When we tout the importance of teaching science in schools but ignore it in too many instances that impact controlling a recrudescent pandemic
When we stress the importance of teaching and learning social skills while demanding social distancing
When traditional teaching and parenting lines are blurred as parents take on teaching roles at home – without the requisite experience – and teachers are often called upon to assume increased nurturing roles at school to calm emotions brought closer to the surface by our troubling and troubled times
When teachers need to learn new technological skills on top of the traditional demands of curricula that, in themselves, have become increasingly demanding; and now must become skilled in the new variety of “school” models – virtual, in-person, and hybrid
When testing “negative” is a “positive”

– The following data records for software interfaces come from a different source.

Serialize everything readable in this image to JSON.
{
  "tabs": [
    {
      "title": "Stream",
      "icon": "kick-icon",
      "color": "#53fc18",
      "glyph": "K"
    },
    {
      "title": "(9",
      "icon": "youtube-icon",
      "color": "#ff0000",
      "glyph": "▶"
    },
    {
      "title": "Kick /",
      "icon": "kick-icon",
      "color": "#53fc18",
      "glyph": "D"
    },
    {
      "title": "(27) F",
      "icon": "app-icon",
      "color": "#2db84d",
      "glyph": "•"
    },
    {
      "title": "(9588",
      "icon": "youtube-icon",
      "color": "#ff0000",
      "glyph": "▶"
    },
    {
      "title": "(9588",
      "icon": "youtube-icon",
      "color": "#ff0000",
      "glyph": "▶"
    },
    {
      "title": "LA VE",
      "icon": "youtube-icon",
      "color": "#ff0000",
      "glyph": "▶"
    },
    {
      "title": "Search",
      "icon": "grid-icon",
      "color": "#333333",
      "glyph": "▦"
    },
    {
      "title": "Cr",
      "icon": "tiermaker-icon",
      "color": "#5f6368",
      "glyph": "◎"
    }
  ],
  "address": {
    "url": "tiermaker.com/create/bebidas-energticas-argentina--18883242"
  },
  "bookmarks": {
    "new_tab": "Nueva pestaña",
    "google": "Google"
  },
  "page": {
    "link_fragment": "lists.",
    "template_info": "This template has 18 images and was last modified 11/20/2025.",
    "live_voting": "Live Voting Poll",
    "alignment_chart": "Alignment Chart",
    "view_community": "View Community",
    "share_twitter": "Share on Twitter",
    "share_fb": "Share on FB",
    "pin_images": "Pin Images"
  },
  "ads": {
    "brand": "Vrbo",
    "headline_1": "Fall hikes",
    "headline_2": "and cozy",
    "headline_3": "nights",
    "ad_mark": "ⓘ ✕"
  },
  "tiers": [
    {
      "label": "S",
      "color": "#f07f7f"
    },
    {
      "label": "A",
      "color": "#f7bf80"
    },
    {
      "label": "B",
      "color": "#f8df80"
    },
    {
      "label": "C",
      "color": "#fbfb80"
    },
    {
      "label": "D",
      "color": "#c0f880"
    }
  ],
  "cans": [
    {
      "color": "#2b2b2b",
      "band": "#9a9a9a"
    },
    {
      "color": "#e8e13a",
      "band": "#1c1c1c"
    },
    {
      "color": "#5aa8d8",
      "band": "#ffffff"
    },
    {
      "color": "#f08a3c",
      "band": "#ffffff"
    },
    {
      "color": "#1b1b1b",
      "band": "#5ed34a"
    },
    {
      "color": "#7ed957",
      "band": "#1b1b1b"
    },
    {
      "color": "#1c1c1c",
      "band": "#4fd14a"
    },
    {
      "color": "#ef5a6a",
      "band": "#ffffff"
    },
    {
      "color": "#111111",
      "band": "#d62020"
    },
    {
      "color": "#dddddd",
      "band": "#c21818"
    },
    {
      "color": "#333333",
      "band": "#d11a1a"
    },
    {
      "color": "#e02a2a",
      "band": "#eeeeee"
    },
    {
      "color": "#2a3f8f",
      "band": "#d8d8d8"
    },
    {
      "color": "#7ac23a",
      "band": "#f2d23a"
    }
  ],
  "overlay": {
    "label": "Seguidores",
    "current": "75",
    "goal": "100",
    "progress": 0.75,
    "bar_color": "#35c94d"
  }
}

When pressures for intensifying time on academics come at the expense of less academic areas like the arts, physical education, recess, and social and emotional learning, all of which may be more in keeping with the immediate needs of students – especially during our topsy-turvy school days/daze.
All these contribute to a destabilizing educational environment when we most need and want it to provide stability.
With scientific data demanding mask mandates are still called for, children and teachers see only half of each other’s faces. This has begun to feel symbolic to me – like bemoaning learning loss rather than focusing on learning gain. We are deprived of seeing each other smile, and laughs are muted when they are most needed.
Let’s spend more energy identifying the learning gains that have been demanded by this pandemic. What new skills have we learned in terms of how we need to relate to each other and behave in a world that is more interdependent than we may have realized?
Let’s spend more energy identifying the learning gains that have been demanded by this pandemic. What new skills have we learned in terms of how we need to relate to each other and behave in a world that is more interdependent than we may have realized? To coexist on a planet where behavior change must catch up with and get ahead of climate change. To reshape a world in which kindness and cooperation are so much more necessary than belligerence and conflict.
If we want to discover what the real learning “basics” are, we might ask our children and youth what they have learned during the pandemic. We might share what we have learned. And we might even suggest they ask their classmates and teachers what lessons have been most impactful for them.
The positive mindsets, attitudes, predispositions, and propensities that are likely to be noted are often the ones children bring with them when they first come to school – before they are squashed by a world gone astray, in which we seek easy answers rather than asking tough questions. Let’s reclaim those childlike qualities before the rabbit hole becomes inescapable.
Allan Shedlin has devoted his life’s work to improving the odds for children and families. He has three daughters, a “bonus” son, five grandchildren, and three “bonus” grandchildren. Trained as an educator, Allan has alternated between classroom service, policy development, and advising. After eight years as an elementary school principal, Allan founded and headed the National Elementary School Center for 10 years. In the 1980s, he began writing about education and parenting for major news outlets and education trade publications, as well as appearing on radio and TV. In 2008, he was honored as a "Living Treasure" by Mothering Magazine and founded REEL Fathers in Santa Fe, NM, where he now serves as president emeritus. In 2017, he founded the DADvocacy Consulting Group. In 2018, he launched the DADDY Wishes Fund and Daddy Appleseed Fund. In 2019 he co-created and began co-facilitating the Armor Down/Daddy Up! and Mommy Up! programs. He earned his elementary and high school diplomas from NYC’s Ethical Culture Schools, BA at Colgate University, MA at Columbia University’s Teachers College, and an ABD at Fordham University. But he considers his D-A-D the most important “degree” of all.